7 Ways to Make Science Make Sense
This past summer I interned at the Crop Science division of Bayer, with a goal of gaining a deeper understanding in various science fields, including the agricultural community. Now that my internship is complete, my hope is that I can leverage my experience to connect my students to opportunities beyond the classroom, and enhance the way we teach our curriculum to bring in more real-world relevance.
Recently, I enjoyed returning to Research Triangle Park for the Bayer Making Science Make Sense Teacher Workshop—led by Bayer scientists—with other Kenan Fellows, some fellow teachers from Conn Magnet Elementary School where I teach, and dozens of other elementary school teachers from around the Triangle. Check out the photos and quotes below to learn about our experience at the workshop.
1. “Having a whole day to connect with and learn from other educators is really refreshing – especially right before we start the new year!”
2. “We got tons of new ideas and exposure to biotech to incorporate into the classroom.”
3. “It was amazing how much they could teach us about pH testing and household items – who knew so much stuff in your kitchen could have great learning chemical reactions.”
4. “This was a rare opportunity to interact with real scientists who are so down to earth and eager to work with students and teachers.”
5. “I feel like I have a much better understanding of GMOs after touring the greenhouse and hearing from their staff.”
6. “We loved see all the new hands-on examples with simple materials. Teachers are always on a budget, and I could definitely do these – they were so creative!”
7. “Who knew so much of what we eat comes from bees! I had no idea how interesting they are.”
If you are interested in more information about my time spent at Bayer or about the Kenan Fellows Program, please check out some of my other blog posts below. You can also follow me on Twitter @ConnMagnet.

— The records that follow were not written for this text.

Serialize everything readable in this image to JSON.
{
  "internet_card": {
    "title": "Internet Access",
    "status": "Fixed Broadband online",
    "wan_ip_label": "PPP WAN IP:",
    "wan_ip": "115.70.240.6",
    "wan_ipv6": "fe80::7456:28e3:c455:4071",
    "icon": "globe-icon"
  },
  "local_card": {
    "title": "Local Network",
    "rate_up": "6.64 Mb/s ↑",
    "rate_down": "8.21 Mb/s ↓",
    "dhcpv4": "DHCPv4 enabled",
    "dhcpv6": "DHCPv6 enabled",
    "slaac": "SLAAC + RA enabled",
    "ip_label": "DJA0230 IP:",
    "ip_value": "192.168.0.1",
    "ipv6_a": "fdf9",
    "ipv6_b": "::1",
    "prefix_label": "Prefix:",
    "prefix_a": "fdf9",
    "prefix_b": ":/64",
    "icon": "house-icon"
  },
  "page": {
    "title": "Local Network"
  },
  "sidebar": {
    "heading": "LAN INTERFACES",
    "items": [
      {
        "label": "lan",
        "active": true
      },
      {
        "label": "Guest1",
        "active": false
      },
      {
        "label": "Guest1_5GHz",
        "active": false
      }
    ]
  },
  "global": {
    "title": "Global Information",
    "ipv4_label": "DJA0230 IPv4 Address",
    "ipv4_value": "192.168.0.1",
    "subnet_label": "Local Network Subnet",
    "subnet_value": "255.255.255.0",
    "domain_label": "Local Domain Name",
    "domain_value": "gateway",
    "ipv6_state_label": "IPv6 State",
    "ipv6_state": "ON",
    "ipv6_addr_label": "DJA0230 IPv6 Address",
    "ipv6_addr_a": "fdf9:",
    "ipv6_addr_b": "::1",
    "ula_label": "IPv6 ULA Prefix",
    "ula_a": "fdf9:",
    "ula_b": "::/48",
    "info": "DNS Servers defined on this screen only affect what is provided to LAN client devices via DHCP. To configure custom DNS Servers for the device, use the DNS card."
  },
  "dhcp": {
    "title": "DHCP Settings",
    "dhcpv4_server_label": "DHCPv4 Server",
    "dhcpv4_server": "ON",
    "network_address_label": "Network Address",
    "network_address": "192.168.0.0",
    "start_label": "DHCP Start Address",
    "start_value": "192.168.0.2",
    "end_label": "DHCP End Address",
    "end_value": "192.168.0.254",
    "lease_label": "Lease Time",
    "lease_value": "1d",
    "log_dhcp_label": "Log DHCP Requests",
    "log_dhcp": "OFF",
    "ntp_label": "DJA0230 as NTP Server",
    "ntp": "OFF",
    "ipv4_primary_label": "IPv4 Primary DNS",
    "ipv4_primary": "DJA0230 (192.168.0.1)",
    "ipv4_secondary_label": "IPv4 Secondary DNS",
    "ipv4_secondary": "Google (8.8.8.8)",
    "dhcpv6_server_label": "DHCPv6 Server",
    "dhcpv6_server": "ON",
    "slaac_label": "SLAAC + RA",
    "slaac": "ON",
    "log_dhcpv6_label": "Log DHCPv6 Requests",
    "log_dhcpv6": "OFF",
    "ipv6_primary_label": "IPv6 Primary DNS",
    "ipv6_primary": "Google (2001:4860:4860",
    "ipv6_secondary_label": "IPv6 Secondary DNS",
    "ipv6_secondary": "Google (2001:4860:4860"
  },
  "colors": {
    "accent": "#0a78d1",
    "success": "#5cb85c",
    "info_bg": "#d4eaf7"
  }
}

Bringing Bayer to the Classroom
Making Science Make Sense – Makes a Difference with Educators
Planning a Lesson Plan
Challenging Challenge Based Learning